• **About this task**:
Would you please copy every line from the records that contains the word "Hepatitis"?

Segment Start: Dataset content

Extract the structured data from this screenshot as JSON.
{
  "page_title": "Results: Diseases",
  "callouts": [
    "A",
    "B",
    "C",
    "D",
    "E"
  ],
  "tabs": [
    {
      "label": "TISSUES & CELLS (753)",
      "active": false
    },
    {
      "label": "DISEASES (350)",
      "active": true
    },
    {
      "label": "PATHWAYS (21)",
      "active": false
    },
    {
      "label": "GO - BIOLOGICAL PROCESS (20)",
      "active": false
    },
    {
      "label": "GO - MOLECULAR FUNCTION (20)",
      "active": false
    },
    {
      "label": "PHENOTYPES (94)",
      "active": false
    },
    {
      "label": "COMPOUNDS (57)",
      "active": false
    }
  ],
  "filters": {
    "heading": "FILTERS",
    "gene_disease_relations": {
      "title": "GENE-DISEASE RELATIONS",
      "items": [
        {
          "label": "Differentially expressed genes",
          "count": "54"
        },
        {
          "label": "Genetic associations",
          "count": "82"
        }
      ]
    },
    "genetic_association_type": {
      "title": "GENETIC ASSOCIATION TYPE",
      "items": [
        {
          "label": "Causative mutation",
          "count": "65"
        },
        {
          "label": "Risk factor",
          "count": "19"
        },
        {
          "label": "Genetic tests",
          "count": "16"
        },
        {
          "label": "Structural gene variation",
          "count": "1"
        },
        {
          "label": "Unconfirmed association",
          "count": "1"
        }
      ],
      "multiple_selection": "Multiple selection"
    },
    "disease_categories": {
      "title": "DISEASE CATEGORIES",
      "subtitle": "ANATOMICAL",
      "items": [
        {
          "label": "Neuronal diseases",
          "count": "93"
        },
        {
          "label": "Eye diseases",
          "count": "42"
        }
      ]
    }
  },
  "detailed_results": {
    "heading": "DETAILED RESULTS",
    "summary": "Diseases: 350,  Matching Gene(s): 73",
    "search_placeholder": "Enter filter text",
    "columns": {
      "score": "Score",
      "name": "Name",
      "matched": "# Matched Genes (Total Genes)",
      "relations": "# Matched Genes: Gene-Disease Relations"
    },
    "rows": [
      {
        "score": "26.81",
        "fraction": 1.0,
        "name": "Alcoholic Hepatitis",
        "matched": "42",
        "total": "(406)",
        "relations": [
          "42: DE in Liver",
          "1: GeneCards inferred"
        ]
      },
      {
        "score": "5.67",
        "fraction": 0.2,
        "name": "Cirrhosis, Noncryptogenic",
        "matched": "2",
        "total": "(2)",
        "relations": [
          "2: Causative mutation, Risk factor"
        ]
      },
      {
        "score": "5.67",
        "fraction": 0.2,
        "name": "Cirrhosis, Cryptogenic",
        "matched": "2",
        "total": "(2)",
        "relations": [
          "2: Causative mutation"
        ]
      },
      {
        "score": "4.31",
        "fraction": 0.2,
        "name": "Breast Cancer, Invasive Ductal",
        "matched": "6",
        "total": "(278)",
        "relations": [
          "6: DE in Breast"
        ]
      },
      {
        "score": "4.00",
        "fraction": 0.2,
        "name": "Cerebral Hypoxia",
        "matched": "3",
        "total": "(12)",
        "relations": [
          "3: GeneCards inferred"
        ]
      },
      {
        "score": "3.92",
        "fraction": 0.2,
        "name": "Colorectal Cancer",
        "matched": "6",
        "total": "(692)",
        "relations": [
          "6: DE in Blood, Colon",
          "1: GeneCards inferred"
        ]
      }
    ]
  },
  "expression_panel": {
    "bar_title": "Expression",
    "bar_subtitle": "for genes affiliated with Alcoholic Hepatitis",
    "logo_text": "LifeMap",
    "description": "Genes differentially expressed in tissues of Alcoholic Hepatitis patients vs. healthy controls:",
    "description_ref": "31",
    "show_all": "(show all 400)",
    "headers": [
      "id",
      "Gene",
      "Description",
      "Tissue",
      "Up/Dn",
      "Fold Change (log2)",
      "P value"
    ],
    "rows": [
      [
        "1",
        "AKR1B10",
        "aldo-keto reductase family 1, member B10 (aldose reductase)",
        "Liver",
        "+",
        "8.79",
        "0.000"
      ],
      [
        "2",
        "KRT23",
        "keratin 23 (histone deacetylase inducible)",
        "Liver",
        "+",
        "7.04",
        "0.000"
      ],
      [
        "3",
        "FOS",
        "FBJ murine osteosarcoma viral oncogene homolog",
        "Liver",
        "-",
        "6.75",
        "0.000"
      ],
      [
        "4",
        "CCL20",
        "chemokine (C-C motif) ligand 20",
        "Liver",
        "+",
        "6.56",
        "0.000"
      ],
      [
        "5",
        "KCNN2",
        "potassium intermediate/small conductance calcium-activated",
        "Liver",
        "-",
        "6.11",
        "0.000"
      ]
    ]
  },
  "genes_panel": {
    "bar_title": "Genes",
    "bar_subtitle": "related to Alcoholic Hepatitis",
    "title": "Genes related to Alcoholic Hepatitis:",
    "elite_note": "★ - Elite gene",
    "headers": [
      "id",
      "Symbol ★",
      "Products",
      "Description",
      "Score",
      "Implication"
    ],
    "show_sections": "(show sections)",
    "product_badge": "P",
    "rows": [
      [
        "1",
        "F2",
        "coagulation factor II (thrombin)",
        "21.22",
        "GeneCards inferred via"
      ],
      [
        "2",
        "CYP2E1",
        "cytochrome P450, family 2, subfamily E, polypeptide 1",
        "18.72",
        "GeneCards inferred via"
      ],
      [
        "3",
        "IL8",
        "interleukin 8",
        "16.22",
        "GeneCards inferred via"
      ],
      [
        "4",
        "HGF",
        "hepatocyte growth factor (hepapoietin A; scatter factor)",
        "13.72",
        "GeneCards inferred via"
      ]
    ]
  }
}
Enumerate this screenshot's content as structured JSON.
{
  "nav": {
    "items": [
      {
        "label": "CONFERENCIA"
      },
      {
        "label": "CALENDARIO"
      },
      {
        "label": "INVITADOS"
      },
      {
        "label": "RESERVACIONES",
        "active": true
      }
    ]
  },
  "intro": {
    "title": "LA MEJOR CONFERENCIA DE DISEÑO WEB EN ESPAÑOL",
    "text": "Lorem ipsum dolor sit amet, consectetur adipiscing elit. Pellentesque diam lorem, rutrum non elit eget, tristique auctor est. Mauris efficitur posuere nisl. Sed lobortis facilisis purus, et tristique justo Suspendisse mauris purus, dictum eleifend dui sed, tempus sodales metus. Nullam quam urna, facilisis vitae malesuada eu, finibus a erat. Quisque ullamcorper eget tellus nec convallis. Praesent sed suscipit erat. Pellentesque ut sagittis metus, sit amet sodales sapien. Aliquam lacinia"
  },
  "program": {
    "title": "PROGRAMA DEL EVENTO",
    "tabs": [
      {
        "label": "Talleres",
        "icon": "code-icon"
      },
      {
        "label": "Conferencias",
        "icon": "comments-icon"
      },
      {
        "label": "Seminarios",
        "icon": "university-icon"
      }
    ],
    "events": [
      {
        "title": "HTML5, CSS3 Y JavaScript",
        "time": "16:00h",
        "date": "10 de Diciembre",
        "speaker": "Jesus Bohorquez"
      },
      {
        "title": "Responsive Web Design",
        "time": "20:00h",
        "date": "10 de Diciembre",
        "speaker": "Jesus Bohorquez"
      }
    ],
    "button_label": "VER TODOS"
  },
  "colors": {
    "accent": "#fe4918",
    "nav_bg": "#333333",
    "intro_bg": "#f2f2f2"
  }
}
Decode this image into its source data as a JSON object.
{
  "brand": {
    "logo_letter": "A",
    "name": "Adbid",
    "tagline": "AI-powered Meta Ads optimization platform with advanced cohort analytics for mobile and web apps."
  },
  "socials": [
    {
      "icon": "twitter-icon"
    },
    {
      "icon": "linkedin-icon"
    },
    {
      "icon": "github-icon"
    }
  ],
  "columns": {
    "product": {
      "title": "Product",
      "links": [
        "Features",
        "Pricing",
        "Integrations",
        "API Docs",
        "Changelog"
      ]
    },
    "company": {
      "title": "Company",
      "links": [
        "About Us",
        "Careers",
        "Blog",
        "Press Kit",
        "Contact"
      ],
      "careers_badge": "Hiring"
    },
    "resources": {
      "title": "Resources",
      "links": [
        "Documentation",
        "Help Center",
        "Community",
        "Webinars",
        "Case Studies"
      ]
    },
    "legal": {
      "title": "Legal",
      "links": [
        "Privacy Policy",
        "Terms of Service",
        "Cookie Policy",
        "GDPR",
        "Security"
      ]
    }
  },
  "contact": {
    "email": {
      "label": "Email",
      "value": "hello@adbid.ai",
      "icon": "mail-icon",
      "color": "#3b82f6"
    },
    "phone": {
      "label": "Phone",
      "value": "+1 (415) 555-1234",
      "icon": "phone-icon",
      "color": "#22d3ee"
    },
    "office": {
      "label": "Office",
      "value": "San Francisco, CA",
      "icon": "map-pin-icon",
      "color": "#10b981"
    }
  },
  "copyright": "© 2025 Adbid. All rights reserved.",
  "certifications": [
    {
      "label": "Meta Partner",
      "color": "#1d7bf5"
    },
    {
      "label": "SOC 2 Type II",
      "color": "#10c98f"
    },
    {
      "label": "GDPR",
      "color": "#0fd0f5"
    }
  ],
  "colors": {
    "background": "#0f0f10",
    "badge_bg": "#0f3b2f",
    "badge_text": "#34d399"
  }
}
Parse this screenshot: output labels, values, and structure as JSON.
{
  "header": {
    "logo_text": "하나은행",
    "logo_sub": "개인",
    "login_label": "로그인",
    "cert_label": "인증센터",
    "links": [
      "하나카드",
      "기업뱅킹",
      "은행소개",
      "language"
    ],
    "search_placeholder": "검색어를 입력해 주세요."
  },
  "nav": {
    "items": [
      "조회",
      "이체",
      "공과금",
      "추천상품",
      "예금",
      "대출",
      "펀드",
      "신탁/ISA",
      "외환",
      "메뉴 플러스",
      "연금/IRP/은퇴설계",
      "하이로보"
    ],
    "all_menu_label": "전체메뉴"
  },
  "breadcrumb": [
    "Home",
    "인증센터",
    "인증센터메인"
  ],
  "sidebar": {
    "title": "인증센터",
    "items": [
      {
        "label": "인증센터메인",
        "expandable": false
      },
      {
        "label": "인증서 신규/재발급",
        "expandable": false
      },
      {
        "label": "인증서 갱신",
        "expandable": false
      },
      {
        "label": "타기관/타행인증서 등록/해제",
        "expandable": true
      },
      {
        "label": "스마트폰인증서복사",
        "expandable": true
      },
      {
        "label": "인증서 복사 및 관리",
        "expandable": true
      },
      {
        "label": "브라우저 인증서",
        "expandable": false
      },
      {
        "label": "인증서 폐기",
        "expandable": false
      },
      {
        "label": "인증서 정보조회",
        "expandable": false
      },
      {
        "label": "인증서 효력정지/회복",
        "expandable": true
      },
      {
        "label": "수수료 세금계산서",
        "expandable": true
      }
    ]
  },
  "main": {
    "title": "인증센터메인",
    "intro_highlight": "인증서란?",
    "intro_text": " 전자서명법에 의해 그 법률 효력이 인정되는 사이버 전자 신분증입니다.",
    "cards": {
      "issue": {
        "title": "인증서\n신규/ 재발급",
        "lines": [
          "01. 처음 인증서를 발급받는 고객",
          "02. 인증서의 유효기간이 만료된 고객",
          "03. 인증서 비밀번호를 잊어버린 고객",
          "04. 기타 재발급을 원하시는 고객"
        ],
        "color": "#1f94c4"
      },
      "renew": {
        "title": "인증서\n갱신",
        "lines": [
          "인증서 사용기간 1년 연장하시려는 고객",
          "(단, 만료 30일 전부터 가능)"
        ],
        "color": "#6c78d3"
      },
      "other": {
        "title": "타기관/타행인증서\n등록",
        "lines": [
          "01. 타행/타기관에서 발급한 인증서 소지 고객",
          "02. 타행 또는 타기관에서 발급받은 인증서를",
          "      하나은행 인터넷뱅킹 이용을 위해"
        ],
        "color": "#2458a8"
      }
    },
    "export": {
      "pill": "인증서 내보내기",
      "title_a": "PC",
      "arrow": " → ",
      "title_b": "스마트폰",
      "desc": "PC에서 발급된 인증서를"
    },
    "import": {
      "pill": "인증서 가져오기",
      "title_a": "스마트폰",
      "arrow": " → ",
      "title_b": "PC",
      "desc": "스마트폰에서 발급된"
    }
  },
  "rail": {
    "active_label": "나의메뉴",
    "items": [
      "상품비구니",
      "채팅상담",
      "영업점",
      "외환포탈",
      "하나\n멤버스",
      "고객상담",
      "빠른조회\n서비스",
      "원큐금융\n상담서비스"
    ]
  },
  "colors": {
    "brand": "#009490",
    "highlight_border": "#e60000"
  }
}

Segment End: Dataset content

• **Response**:
        "name": "Alcoholic Hepatitis",
    "bar_subtitle": "for genes affiliated with Alcoholic Hepatitis",
    "description": "Genes differentially expressed in tissues of Alcoholic Hepatitis patients vs. healthy controls:",
    "bar_subtitle": "related to Alcoholic Hepatitis",
    "title": "Genes related to Alcoholic Hepatitis:",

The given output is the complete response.